TACKING TOO CLOSE. Before you tack, make sure your tack will keep you clear of all other boats. (Rule 13)


If the other boat must keep clear, you have "right of way". Even if you have right of way, there are limitations on what you can do:

AVOID CONTACT. You must avoid contact with other boats, but a right-of-way boat will not be penalized under this rule unless the contact causes damage. (Rule 14)

ACQUIRING RIGHT OF WAY. When you do something to become the right-of-way boat, you must give the other boat a chance to get away from you. (Rule 15)

CHANGING COURSE. When you change course, you must give the other boat a chance to keep clear. (Rule 16)

ON THE SAME TACK; PROPER COURSE. If you are overlapped to leeward of a boat on the same tack, and if just before the overlap began you were clear astern of her, you cannot sail above your proper course (i.e., the course that will take you to the next mark the fastest) while you remain overlapped. (Rule 17.1)


There is a set of special rules for boats that are about to pass a mark or obstruction. However, these special rules don't apply between boats on opposite tacks on a beat to windward. (Rule 18.1)

Except at a starting mark, you must give boats overlapped inside you room to pass a mark or obstruction, and boats clear astern must keep clear of you.

There is a two-length zone around marks and obstructions, and a boat's rights and obligations with respect to another boat are "frozen" when the first of them enters that zone. If you are clear astern of another boat when she enters the zone, you must keep clear of her until both boats are past the mark or obstruction, even if you later become overlapped inside her. (Rule 18.2)
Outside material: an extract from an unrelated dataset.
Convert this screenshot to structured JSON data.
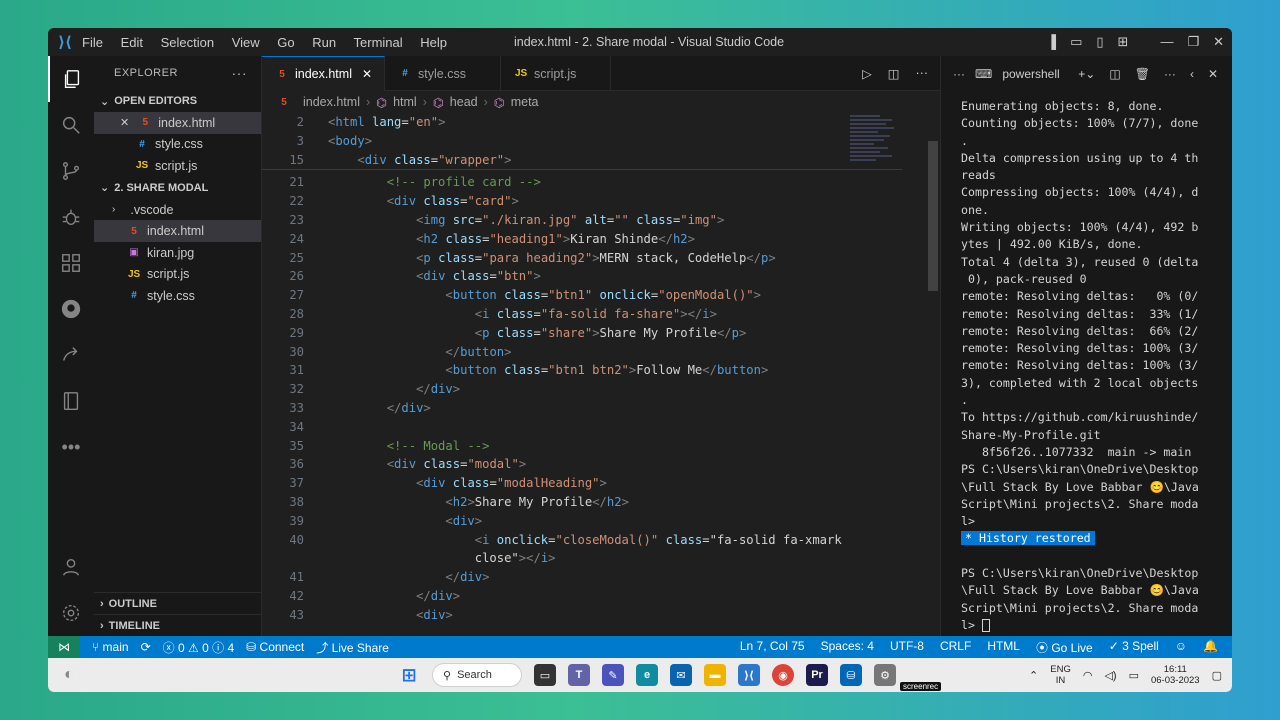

TACKING NEAR A MARK. Don't tack within the two-length zone at a windward mark if you will cause a boat that is fetching the mark to sail above close-hauled to avoid you, or if you will prevent her from passing the mark. (Rule 18.3)

ROOM TO TACK AT AN OBSTRUCTION. When boats are on the same tack on a beat and come to an obstruction, the leeward boat gets to decide which way they are going to pass it. If the leeward boat hails for room to tack, the other boat must give it to her; but the leeward boat must give the other boat time to respond before she tacks. (Rule 19)


Before your Preparatory Signal, and after you finish, don't interfere with boats that are about to start or are racing. (Rule 22.1)

If you break a rule while racing, get away from other boats and do two 360-degree turns; if you hit a mark, do a tack and a gybe (not necessarily a full 360 turn). (Rules 20 and 44)

If you start too soon, keep clear of others until you get behind the line again.

(Rules 20 and 29)

You may meet other boats racing or not racing. Collision Regs apply.

posted 16th May 2011